Jake Thomas and I were installing fencing by his laneway. He had the pinchers and wire. I held the fence while he wound wire around the fencing. He twisted the wire to the post and used the pinchers to crimp the wire. We’d just finished with the performance of the Great Law at the Jake Thomas Learning Centre in 1994.
“Now that it’s called the Six Nations Confederacy,” I asked, “would we start saying Yayak Nihohnowhentyake?”
“There’s no such thing. It’s still Wisk. It’s still the legal name. Five Nations,” he answered, turning the wire one last time.
Jake delivered the Great Law three times in the 1990s. In 1992 the Great Law was performed at the old Community Hall for five days. In 1994 under a big tent on Town Line, recorded by the Bravo TV network over the seven days. In 1996 the Great Law was presented at the Tourism building at Chiefswood.
In each case he attended the Haudenosaunee Confederacy meeting to ask for support. The HCCC were cool to the idea. He was not impressed.
“They are not doing their job right,” he’d say, echoing similar sentiments from other notables like Reg Henry.
“The chiefs are supposed to recite the Great Law every two years,” he explained. “That way people with clan wampums can take them to the recital and they’ll be able to carry on with their business afterwards.”
According to Jake at a Great Law recital all the ceremonies are performed, including the Condolence ceremony. And so clan wampums become cleaned and a clan can carry on their business.
Clan business begins with a clan meeting. Jake described the role of the mothers in clan business. After his clan mother died, he described the clan meeting held at the Lower Cayuga longhouse so his clan could carry on their business.
Jake said the meeting was attended by men and women from the clan. The gathering talked about what they needed to do, stand up another clan mother. After listening to the talk Jake said he explained what they needed to do according to the Great Law.
“I told them we needed to get someone stood up. This woman would be warming the bench, but her job was to find nominate people who would be stood up at the big condolence.”
(Anyone who ever worked with Jake knew his practice as a chief—listening to the discussion then standing, clearly stating “don’t forget what they said before and did before while you’re deciding what to do”, and then sitting back down.)

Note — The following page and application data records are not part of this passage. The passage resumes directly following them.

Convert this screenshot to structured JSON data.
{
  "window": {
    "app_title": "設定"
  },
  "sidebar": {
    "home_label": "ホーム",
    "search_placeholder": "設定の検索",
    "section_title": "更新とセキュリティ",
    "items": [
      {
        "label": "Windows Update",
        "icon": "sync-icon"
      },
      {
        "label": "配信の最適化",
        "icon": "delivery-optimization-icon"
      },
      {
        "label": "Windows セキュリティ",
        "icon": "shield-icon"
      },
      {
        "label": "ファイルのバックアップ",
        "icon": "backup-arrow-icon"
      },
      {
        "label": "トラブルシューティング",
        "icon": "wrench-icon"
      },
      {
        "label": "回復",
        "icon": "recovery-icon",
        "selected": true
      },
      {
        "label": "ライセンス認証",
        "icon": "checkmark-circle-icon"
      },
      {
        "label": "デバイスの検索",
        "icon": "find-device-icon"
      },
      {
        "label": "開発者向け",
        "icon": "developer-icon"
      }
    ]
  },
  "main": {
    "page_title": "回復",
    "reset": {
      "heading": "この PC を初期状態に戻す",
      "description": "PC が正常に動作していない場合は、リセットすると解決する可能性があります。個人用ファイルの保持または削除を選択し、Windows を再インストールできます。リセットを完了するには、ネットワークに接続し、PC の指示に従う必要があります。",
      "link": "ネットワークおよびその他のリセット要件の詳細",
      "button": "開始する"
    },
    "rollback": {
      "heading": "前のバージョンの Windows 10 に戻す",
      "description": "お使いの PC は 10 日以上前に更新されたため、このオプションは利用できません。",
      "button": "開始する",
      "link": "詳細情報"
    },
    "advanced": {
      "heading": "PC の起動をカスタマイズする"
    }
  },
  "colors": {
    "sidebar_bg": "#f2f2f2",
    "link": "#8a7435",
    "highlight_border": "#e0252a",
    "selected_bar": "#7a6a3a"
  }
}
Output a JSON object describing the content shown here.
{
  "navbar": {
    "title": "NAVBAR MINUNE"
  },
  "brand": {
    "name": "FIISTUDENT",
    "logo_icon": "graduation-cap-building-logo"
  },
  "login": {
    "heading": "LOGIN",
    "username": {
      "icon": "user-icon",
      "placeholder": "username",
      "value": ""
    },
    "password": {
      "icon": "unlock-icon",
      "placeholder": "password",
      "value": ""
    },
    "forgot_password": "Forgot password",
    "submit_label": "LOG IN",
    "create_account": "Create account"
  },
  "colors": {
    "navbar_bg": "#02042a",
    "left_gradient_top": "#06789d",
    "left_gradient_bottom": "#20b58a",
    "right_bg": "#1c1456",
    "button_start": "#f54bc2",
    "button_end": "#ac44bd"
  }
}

“So I told them that it was women’s duty to discuss who they would choose. And then I told the men come outside and wait for the women.”
Once they’d finished talking among themselves, they summoned the men back to the meeting.
“I was surprised who they chose. I thought for sure it would be (another woman). And then the men talked.”
The conditions were small. Learn your language. Learn the ceremonies. Put up the names of the seven people who would stand for the clan—the chief, his helper, the clanmother, her helper, the woman with a duty to the women, the man with a duty to the men, and the man who watches the log.
Often Jake would say “I had a talk with my clan mother”. During the Great Law he would often say that the mothers were the ones who ran things. “Because they were the first to accept the great peace.”
“We’ve lost so much,” he said, as he crimped another wire around the fencing.
Thohahoken, Mohawk from Six Nations of the Grand River, helped Jake Thomas deliver the Great Law in 1992, 1994, and 1996.